First, execute in a terminal with zsh (Z Shell):
echo 'export ENV_VAR=12345' >> ~/.zshenv
Then, reload changes:
Finally, test if your new variable is set:
By standard, the .zshenv file should only contain environment variables setting commands. .zshenv is sourced on all invocations of the shell, hence it will ...
The solution is to source the file dependencies you need inside the automator script.
Example if you added all of your scripts to ~/.zshrc
You can debug things easier by doing which deploy to check to see if that script is accessible.
You can't fiddle with /usr/bin: it's (SIP) restricted.

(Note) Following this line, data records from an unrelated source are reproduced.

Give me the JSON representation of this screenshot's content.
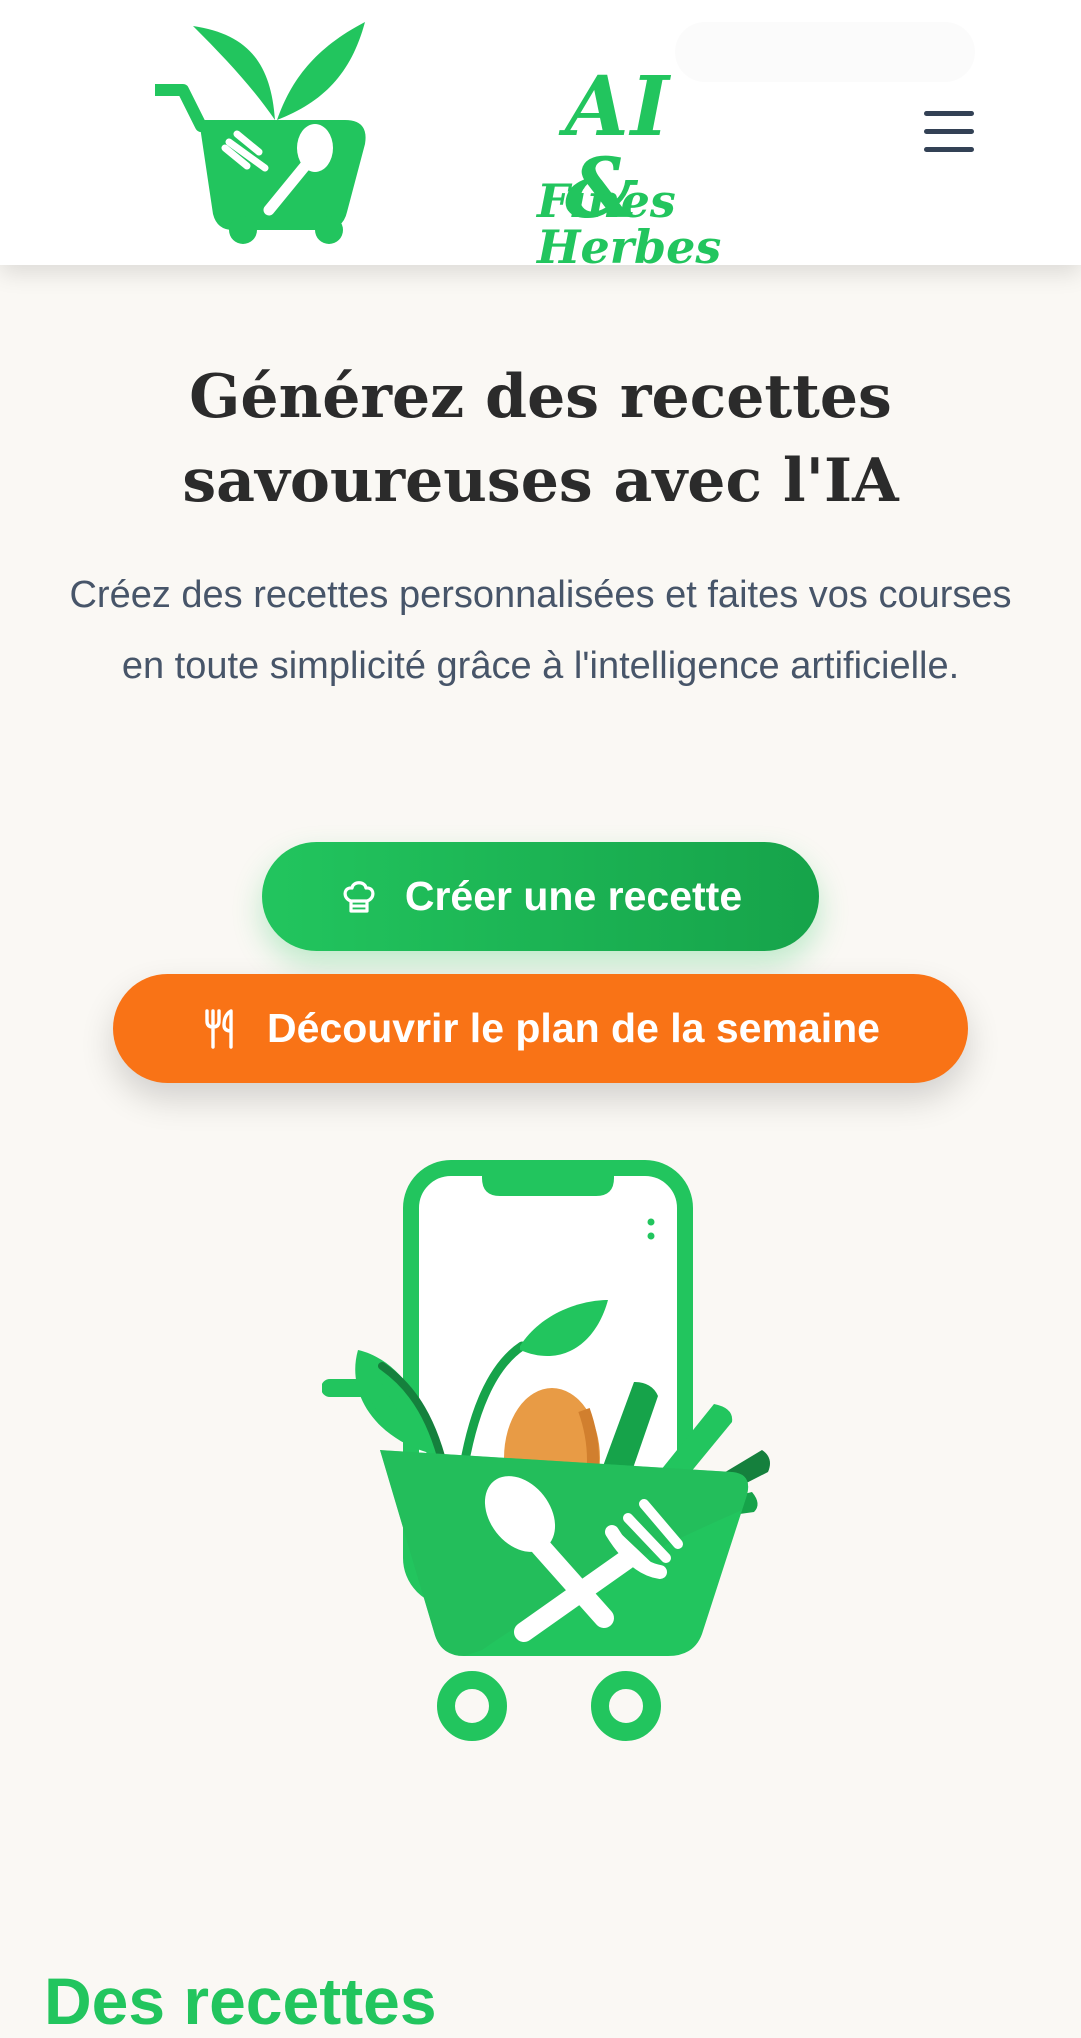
{
  "header": {
    "logo_title": "AI &",
    "logo_subtitle": "Fines Herbes",
    "menu_icon": "hamburger-menu-icon"
  },
  "hero": {
    "title": "Générez des recettes savoureuses avec l'IA",
    "subtitle": "Créez des recettes personnalisées et faites vos courses en toute simplicité grâce à l'intelligence artificielle.",
    "create_button": {
      "label": "Créer une recette",
      "icon": "chef-hat-icon"
    },
    "plan_button": {
      "label": "Découvrir le plan de la semaine",
      "icon": "utensils-icon"
    },
    "illustration": "phone-grocery-cart-illustration"
  },
  "next_section": {
    "heading": "Des recettes"
  },
  "colors": {
    "brand_green": "#22c55e",
    "brand_green_dark": "#16a34a",
    "accent_orange": "#f97316",
    "page_background": "#faf8f4",
    "text_dark": "#2b2b2b",
    "text_muted": "#475569"
  }
}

To validate this understanding, just execute
ls -laO /usr/bin
So "resetting" this path as you seek to do is a non-starter.
/usr/bin is full of binaries compiled by Apple themselves. For instance, if you execute /usr/bin/git --version you'll see the git that lives here is an Apple thingy; nothing ...
You can view/update current key bindings if you open the Preference window from the menu bar iTerm2 > Preferences > Keys > Key Bindings
For me, command+←/→ as well as command+shift+[/] (as mentioned by previous answer) work by default.
I am using iTerm2 (3.3.7) on macOS Catalina (10.15.2)
Especially since you're already using zsh, I would recommend using the existing highlighter framework (and builtin highlighters) of zsh-syntax-highlighting or fast-syntax-highlighting Based on a preliminary review, both should have sufficient documentation to hopefully allow you to set up your preferred environment.
Here's a screenshot of zsh-syntax-...
After some more digging, finally a working solution!
$ sudo su -
# vim /etc/centrifydc/passwd.ovr
Added this line:
Saved, back to the shell...
# chmod 644 /etc/centrifydc/passwd.ovr
Logout from macOS and login again, and default shell is now zsh. 🎉
zsh uses different config files, see the 'STARTUP/SHUTDOWN FILES' section in man zsh. You can run one of
mv ~/.bash_profile ~/.zprofile
mv ~/.bash_profile ~/.zshrc
to rename the file, see the man page or https://support.apple.com/en-us/HT208050 for the difference between these:
If you're using a bash profile, such as to set environment variables, ...